TNF-α is a mediator of insulin resistance in sepsis, obesity, and type 2 diabetes and is known to impair insulin signaling in adipocytes. Akt (protein kinase B) is a crucial signaling mediator for insulin. In the present study we examined the posttranslational mechanisms by which short-term (<6-h) exposure of 3T3-L1 adipocytes to TNF-α decreases Akt levels. TNF-α treatment both increased the ubiquitination of Akt and decreased its protein level. The decrease in protein was associated with the presence of an (immunoreactive) Akt fragment after TNF-α treatment, indicative of Akt cleavage. The broad-spectrum caspase inhibitor t-butoxycarbonyl-Asp(O-Me)- fluoromethyl ketone markedly suppressed these effects of TNF-α. The caspase-6 inhibitor Z-Val-Glu(OMe)-Ile-Asp(OMe)-CH2F potently suppressed Akt ubiquitination, degradation, and fragment formation, whereas the proteasome inhibitor Z-Leu-Leu-Leu-CHO modestly attenuated the decline in Akt levels. Exposure to TNF-α also enhanced the association of Akt with an E3 ligase activity. Adipocytes preexposed to TNF-α for 5 h and then stimulated with insulin for 30 min exhibited decreased levels of Akt, phosphorylated Akt, as well as phosphorylated Mdm2, which is a known direct substrate of Akt, and glucose uptake. Caspase inhibition attenuated these inhibitory effects of TNF-α. Collectively, our results suggest that TNF-α induces the caspase-dependent degradation of Akt via the cleavage and ubiquitination of Akt, which results in its degradation through the 26S proteasome. Furthermore, the caspase- and proteasome-mediated degradation of Akt due to TNF-α exposure leads to impaired Akt-dependent insulin signaling in adipocytes. These findings expand the mechanism by which TNF-α impairs insulin signaling.
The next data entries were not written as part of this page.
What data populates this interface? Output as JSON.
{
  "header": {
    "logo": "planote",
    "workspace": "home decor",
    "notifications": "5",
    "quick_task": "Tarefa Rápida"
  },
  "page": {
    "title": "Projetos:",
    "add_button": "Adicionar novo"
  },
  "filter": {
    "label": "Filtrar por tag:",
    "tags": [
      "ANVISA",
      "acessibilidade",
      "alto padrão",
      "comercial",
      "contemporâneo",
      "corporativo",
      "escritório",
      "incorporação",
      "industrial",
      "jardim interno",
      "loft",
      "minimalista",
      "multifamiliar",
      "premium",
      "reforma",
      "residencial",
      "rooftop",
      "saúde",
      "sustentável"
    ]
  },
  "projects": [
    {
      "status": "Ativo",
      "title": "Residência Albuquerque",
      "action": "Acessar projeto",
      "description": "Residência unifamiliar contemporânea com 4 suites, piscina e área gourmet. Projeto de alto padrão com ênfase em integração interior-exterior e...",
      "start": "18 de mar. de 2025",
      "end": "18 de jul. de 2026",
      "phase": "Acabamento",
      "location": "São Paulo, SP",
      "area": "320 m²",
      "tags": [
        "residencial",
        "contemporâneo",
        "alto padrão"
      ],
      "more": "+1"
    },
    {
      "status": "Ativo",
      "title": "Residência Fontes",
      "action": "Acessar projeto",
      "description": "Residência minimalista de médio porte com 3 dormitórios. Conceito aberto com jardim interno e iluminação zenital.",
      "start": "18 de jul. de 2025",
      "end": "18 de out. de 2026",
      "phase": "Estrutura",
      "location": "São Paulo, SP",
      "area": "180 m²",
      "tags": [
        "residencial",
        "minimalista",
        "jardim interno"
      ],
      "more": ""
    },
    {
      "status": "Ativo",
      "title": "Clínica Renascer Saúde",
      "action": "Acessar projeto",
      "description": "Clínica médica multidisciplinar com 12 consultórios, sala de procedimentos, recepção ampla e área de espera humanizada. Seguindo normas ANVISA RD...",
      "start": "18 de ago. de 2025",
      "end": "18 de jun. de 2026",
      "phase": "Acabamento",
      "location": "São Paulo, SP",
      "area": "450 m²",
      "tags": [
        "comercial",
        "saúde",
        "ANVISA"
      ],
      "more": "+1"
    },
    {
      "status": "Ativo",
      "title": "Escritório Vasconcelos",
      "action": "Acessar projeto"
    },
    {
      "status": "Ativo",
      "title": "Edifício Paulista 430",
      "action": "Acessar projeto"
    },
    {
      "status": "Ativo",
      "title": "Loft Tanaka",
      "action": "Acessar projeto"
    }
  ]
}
ASJC Scopus subject areas
- Endocrinology, Diabetes and Metabolism